Courts Have Repeatedly Rejected Claims that Car Insurance is Unconstitutional
First, let’s get something out of the way: you’re not the first person to believe that mandatory car insurance requirements are unconstitutional. Many drivers have challenged various courts across the United States to argue that car insurance requirements are unconstitutional.
In the vast majority of these cases, courts have rejected the claim that car insurance requirements are unconstitutional.
In October 1987, for example, the California Supreme Court issued a landmark verdict upholding the 1984 state mandatory auto insurance law. That law requires California motorists to prove they have liability insurance when stopped for traffic violations.
In this case, it was argued that the new law was unconstitutional because it effectively requires low-income motorists to carry insurance without guaranteeing that insurance will be available at an affordable rate.
The Supreme Court of California, however, rejected this claim because all drivers can still obtain coverage through state-backed “assigned risk” program that all private insurers are required to participate in. This assigned risk program provides more affordable rates to low income drivers.
Why is Car Insurance Mandatory?
Car insurance first became mandatory in the 1920s. In the 1920s, municipalities across the country were dealing with a significant problem: we had this amazing new technology called the automobile, and a growing number of people of all income levels were purchasing automobiles.
However, these automobiles were also dangerous. People were driving these large, dangerous automobiles at high speeds around other people, property, and vehicles. When an accident occurred, it caused far more damage than, say, a wagon accident had caused in previous years.
That’s when we developed mandatory auto insurance. Auto insurance was one of the most cost-efficient ways to protect the driver from license suspension and to do the right thing in the event of a car insurance accident causing serious consequences.
Without car insurance, only a certain number of drivers would be able to financially cover the damages caused by their vehicle accident. However, those damages – like medical expenses and property damages – still need to be covered by someone. If neither driver can afford to pay, say, $1 million in medical bills out of pocket, then society needs to incur those costs. Without insurance, society would be absorbing huge costs from every auto accident.
New Hampshire is the Only State That Doesn’t Require Auto Insurance
Ultimately, every state in America requires you to prove you have auto insurance – except one.
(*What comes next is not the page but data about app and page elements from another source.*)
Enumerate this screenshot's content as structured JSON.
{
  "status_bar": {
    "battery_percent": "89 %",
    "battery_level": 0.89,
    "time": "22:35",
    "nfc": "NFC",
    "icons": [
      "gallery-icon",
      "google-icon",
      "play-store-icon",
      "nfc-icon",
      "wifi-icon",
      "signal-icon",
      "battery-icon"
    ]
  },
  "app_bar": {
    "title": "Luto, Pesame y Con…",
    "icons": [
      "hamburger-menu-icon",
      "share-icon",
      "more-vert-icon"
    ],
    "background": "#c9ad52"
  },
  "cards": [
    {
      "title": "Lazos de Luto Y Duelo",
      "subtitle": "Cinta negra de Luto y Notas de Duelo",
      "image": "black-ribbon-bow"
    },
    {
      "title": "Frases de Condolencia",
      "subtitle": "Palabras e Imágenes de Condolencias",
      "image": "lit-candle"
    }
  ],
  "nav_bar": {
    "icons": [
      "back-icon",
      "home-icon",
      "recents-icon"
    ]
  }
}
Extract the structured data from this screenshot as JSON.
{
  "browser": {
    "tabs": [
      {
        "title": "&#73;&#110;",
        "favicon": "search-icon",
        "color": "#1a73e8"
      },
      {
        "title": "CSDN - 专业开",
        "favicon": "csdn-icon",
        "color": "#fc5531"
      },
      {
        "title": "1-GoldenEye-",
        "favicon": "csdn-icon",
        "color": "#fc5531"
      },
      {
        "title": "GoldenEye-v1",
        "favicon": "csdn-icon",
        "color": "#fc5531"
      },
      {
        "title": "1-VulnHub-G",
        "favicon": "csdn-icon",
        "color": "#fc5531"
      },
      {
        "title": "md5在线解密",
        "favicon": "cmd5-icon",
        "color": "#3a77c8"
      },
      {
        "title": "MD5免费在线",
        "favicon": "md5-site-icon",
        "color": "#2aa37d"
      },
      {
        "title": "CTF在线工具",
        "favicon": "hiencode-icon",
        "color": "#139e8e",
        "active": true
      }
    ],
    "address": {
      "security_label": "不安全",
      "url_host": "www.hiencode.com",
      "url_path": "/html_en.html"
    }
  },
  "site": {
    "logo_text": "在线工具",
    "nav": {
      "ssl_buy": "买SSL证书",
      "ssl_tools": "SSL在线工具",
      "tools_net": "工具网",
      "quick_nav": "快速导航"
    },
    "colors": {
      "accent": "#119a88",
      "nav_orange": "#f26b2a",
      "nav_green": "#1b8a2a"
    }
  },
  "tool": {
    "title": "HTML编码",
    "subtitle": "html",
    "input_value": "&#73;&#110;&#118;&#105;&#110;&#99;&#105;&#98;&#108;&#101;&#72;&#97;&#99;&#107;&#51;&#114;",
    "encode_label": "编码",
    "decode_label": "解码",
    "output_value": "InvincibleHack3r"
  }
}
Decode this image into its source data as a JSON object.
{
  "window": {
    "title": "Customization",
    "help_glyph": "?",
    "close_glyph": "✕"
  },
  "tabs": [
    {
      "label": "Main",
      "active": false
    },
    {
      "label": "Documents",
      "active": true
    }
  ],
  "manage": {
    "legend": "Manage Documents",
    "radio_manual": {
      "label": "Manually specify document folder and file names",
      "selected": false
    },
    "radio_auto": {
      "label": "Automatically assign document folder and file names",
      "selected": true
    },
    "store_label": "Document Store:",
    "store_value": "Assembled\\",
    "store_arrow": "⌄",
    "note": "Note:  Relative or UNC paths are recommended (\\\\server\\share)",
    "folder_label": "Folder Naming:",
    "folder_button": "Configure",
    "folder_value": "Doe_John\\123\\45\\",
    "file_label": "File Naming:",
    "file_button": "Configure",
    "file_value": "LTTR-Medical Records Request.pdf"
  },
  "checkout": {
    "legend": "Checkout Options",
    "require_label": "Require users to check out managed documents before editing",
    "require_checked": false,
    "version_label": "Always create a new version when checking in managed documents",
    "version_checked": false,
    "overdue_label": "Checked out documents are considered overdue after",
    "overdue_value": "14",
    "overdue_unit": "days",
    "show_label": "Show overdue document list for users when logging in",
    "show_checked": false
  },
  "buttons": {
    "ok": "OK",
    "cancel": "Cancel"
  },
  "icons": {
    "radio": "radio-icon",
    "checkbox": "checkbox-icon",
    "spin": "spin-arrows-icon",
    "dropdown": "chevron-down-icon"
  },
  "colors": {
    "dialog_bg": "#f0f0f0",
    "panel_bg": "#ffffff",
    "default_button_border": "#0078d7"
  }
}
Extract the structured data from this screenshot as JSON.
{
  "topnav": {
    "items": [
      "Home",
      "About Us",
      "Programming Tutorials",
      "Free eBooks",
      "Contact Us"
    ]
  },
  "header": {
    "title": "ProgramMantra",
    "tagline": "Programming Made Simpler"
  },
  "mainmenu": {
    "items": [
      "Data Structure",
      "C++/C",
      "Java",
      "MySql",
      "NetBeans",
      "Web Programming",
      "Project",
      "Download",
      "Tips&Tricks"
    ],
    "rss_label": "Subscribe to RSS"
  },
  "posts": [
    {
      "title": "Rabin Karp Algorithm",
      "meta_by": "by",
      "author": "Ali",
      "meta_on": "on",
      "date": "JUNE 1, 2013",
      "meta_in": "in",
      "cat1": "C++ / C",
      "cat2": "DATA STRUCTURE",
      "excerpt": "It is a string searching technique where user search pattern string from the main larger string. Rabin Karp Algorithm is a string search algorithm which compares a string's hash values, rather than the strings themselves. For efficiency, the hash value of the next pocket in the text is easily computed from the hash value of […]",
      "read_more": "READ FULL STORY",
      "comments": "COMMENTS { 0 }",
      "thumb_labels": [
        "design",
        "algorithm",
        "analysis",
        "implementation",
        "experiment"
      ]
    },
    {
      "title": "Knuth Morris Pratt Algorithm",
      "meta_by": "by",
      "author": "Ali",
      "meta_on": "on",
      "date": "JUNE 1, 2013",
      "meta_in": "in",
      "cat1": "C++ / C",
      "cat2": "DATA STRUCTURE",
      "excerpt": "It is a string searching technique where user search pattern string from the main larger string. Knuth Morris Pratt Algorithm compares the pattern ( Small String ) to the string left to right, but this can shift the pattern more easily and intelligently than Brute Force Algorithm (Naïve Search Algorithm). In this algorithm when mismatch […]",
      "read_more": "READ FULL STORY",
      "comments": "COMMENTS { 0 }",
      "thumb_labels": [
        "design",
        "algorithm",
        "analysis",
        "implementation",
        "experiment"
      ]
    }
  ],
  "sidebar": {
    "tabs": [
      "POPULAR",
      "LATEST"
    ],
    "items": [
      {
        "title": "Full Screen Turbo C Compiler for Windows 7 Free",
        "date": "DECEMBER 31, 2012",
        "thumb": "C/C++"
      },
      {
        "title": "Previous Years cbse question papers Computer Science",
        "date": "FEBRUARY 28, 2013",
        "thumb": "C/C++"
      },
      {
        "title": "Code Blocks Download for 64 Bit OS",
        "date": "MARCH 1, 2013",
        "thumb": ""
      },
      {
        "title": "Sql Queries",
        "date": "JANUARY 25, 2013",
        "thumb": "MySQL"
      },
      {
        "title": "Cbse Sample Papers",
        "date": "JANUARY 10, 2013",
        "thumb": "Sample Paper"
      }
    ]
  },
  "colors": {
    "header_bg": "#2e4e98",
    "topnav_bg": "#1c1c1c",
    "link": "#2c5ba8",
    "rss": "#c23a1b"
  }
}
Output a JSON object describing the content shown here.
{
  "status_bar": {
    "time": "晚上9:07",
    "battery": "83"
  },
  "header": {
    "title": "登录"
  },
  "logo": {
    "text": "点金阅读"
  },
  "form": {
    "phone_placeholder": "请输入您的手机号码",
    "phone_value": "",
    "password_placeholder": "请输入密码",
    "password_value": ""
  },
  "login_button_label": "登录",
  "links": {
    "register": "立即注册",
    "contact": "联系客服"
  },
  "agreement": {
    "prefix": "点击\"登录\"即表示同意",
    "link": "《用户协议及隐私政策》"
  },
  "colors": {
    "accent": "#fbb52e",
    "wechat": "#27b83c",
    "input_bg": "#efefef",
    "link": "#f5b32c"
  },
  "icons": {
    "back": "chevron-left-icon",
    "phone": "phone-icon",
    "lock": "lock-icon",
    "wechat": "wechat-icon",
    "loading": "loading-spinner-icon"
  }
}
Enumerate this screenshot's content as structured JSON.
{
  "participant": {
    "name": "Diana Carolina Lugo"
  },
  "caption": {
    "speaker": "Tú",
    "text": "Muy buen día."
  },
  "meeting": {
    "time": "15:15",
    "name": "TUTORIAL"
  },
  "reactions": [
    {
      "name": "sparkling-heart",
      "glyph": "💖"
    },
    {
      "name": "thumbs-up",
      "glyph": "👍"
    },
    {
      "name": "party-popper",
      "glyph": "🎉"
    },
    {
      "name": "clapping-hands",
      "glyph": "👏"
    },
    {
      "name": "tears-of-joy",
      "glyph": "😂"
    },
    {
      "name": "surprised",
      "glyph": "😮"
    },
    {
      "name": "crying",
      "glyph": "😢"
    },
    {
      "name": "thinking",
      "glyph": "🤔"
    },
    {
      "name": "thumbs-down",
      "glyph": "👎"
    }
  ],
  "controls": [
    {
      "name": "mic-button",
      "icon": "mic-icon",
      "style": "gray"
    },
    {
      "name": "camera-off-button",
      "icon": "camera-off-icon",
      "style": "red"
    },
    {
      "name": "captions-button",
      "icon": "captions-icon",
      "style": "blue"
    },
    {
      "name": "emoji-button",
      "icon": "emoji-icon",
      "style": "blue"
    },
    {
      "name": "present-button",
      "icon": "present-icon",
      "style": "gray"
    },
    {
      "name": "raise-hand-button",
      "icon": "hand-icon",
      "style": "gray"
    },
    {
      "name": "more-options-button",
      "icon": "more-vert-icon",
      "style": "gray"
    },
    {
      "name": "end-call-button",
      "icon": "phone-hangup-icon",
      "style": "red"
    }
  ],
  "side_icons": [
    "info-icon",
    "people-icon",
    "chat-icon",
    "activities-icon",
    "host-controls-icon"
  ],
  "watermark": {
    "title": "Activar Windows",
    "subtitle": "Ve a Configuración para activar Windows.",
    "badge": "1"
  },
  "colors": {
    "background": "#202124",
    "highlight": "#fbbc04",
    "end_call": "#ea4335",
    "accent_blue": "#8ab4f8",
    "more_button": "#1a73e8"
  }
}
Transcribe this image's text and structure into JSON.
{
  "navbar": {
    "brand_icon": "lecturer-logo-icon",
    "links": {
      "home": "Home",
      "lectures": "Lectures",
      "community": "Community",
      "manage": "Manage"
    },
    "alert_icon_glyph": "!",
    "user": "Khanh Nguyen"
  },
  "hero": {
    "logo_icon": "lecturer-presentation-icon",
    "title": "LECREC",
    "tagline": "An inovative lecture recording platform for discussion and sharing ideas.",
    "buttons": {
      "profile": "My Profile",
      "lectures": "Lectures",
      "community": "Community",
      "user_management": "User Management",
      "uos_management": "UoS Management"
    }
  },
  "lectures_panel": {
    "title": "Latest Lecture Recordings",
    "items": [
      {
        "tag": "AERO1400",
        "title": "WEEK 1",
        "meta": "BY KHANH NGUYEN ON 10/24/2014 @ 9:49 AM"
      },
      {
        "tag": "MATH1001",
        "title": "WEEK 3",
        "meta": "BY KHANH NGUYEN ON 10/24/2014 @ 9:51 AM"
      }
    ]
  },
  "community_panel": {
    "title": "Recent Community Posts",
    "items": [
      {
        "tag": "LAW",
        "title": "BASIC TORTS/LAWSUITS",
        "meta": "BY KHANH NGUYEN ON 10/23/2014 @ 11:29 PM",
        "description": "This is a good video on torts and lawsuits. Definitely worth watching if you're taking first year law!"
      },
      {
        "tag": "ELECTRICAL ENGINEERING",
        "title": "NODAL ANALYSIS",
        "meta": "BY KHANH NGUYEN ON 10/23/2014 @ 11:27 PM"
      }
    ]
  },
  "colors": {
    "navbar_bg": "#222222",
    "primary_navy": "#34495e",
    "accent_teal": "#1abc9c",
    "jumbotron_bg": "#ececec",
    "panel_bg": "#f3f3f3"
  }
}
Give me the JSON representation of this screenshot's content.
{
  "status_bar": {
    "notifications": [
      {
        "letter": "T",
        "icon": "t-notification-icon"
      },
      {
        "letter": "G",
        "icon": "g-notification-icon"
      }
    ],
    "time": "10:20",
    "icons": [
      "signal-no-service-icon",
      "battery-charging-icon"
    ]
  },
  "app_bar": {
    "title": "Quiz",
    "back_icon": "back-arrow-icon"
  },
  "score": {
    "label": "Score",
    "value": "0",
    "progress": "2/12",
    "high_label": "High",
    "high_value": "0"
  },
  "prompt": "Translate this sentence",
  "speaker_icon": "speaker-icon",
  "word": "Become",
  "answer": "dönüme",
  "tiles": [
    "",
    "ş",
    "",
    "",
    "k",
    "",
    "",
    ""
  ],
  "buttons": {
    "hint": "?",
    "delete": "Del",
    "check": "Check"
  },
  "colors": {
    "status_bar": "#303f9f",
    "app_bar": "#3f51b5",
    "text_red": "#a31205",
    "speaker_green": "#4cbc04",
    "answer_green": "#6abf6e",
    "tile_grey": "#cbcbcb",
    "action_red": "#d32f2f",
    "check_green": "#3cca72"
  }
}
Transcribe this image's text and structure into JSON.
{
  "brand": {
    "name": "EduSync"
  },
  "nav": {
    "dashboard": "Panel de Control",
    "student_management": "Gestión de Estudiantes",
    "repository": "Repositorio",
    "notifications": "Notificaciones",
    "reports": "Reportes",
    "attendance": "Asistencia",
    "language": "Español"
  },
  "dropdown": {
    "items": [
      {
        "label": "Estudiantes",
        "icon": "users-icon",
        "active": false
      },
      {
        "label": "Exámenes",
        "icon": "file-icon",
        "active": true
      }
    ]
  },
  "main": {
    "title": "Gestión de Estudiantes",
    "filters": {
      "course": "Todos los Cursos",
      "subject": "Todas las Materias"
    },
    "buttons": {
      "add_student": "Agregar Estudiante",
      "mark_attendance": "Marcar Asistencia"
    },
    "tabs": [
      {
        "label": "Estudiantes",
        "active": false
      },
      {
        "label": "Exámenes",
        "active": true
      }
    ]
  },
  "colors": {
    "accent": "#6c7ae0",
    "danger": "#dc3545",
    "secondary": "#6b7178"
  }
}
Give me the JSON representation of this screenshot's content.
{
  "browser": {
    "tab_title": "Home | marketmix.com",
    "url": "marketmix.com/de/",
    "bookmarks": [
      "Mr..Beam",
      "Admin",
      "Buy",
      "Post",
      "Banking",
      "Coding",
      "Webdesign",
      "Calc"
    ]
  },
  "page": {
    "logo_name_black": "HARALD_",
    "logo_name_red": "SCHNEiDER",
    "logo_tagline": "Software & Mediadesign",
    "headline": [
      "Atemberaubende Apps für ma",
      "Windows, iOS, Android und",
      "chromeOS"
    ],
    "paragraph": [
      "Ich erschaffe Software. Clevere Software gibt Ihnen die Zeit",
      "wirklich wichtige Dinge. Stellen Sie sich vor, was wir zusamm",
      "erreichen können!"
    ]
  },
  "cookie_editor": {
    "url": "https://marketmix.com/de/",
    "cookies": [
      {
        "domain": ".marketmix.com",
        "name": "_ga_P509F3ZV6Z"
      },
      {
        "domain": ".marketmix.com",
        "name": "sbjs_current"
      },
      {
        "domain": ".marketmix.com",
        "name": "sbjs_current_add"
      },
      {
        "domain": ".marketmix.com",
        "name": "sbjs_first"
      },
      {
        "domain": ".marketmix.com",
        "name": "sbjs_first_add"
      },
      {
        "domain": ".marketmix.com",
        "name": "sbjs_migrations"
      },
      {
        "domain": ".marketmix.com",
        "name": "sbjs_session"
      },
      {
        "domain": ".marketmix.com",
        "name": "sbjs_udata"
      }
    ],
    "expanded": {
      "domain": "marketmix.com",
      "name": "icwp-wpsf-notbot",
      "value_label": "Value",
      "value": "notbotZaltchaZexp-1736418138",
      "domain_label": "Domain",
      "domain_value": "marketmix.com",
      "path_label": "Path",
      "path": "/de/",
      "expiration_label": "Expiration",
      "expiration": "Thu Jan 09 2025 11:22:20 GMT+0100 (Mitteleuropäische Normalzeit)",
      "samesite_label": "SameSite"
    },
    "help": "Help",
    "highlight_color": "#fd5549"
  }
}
That state is New Hampshire, which was founded under the motto, “Live Free or Die”.
Today, New Hampshire drivers are not required to prove they have auto insurance. They are, however, required to prove they have the financial means to cover a collision they cause. If you have enough money to pay for the medical expenses and property damages incurred in a collision you cause, for example, then you can safely avoid buying insurance in New Hampshire (assuming you’re willing to accept that risk).
Driving Is Not a Requirement
There’s another reason why mandatory car insurance isn’t a violation of the US Constitution: driving is a privilege and not a right. You don’t need to drive a vehicle.
Every state has individual requirements you need to meet in order to enjoy the privilege of driving a vehicle. Auto insurance is one such requirement.
Picture it like this: a company requires you to take a drug test in order to work for their company. That drug test is a requirement of working at the business. You’re not required to accept the job. The same thing applies to car insurance, at least from a Constitutional perspective.
Conclusion: Mandatory Car Insurance Doesn’t Have to Be Expensive
Car insurance in the United States is more affordable than car insurance in virtually any other developed country. That’s because the United States has some of the lowest liability requirements. Drivers in some states are required to have just $10,000 of liability coverage. That means drivers on a bare minimum plan might pay just $40 to $80 per month for car insurance.
The fact that car insurance is affordable is important. The affordability of car insurance makes it a legal requirement according to the US Constitution. If car insurance was unaffordable, then it would exclude certain low-income individuals.
It’s also important to remember that driving is a privilege, not a right.
Ultimately, if you genuinely believe your Constitutional rights are being violated by mandatory car insurance requirements, then schedule a consultation with a lawyer. However, most cases have upheld the idea that mandatory car insurance is Constitutionally acceptable.